If there’s one thing our audience learned from Lewis, it’s never underestimate the power of a spreadsheet. Honestly, he’s crazy about them, but it’s a solid way to compartmentalise all of your tasks and stay on top of everything. As well as this, Lewis recommends the importance of being realistic about your workloads and allowing time for you to finish tasks to the best of your ability. Don’t cram too many things into one day as you’ll be at risk for burnout, and those outcomes may not look as good as you’d hoped.

In other words, chuck the grindset mentality in the bin and always remember it is also productive to rest! There is never any work that needs to be done at 3 am.


How to get those ideas moving

Whether you’re an artist or looking to work behind the scenes, stepping into the music industry is no walk in the park, so Lewis had a couple of tips for our Music Industry Mondays audience.

Networking is a must: Don’t underestimate the power of good connections. Word of mouth can be stronger than you think.

Don’t forget about books!: The internet is great, but nothing beats a wealth of knowledge in the palm of your hands from people who really know what they’re talking about. Lewis recommends books like Sound Advice by Lucy Heyman and Rhian Jones, How Music Works by David Byrne and The Music Business by Ann Harrison to solidify your plans and get things moving.

The right way to approach A&R: Lewis suggests a more organic approach when it comes to approaching A&R professionals. Instead of cold messages, he recommends making the connection as organic as possible. For instance, try to find A&Rs on LinkedIn and add them to your guest list for gigs. This will create opportunities for a more genuine connection.

Know the right time to ask for help: If you’ve been working on your own for quite a while and the admin is starting to get on top of you, don’t be afraid to recognise when you need help. This is exactly the time to start looking for a manager or perhaps an assistant to take on the heavy stuff so you can go back to concentrating on what really matters to you or being a musical genius.

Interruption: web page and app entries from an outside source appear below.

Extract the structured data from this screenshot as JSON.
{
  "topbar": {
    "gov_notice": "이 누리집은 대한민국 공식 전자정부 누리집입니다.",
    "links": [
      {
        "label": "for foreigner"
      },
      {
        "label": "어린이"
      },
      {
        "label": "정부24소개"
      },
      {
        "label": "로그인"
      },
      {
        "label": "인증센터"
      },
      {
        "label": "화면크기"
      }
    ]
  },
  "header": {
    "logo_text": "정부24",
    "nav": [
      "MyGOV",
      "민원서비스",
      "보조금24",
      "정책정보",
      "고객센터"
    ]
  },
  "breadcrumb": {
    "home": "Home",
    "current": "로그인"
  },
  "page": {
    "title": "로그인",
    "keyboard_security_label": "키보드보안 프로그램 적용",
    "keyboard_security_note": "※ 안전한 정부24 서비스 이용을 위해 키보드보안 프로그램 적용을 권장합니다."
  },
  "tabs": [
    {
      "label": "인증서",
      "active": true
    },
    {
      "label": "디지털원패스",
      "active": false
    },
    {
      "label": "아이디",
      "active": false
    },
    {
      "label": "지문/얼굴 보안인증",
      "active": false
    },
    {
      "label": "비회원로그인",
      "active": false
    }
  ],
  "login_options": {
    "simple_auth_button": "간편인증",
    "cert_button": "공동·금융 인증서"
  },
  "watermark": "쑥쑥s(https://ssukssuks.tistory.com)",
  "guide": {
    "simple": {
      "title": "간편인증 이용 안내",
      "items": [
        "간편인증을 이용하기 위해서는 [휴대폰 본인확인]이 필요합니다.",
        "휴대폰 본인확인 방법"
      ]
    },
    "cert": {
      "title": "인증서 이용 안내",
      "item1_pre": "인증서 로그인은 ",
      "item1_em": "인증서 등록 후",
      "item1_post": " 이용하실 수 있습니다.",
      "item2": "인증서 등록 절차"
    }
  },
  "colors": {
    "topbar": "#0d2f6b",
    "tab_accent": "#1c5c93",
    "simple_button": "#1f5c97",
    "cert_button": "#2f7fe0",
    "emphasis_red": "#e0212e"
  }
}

Get business-minded: Holocene Management's marketing strategy was a little more organic, but that doesn’t mean he didn’t spend a lot of his time learning as much as he could about the huge project he was about to undertake. Yes, marketing strategies and business plans are essential, but don’t forget about word of mouth and putting yourself in the right rooms to have those life-changing conversations.

Lewis Cleaver's journey from law school to music management really showcases the idea that there's no set pathway into the music industry. His story definitely inspired our audience, and we hope it inspires you, too. Don’t forget you can watch the entire conversation here or grab a ticket to join us at our next event.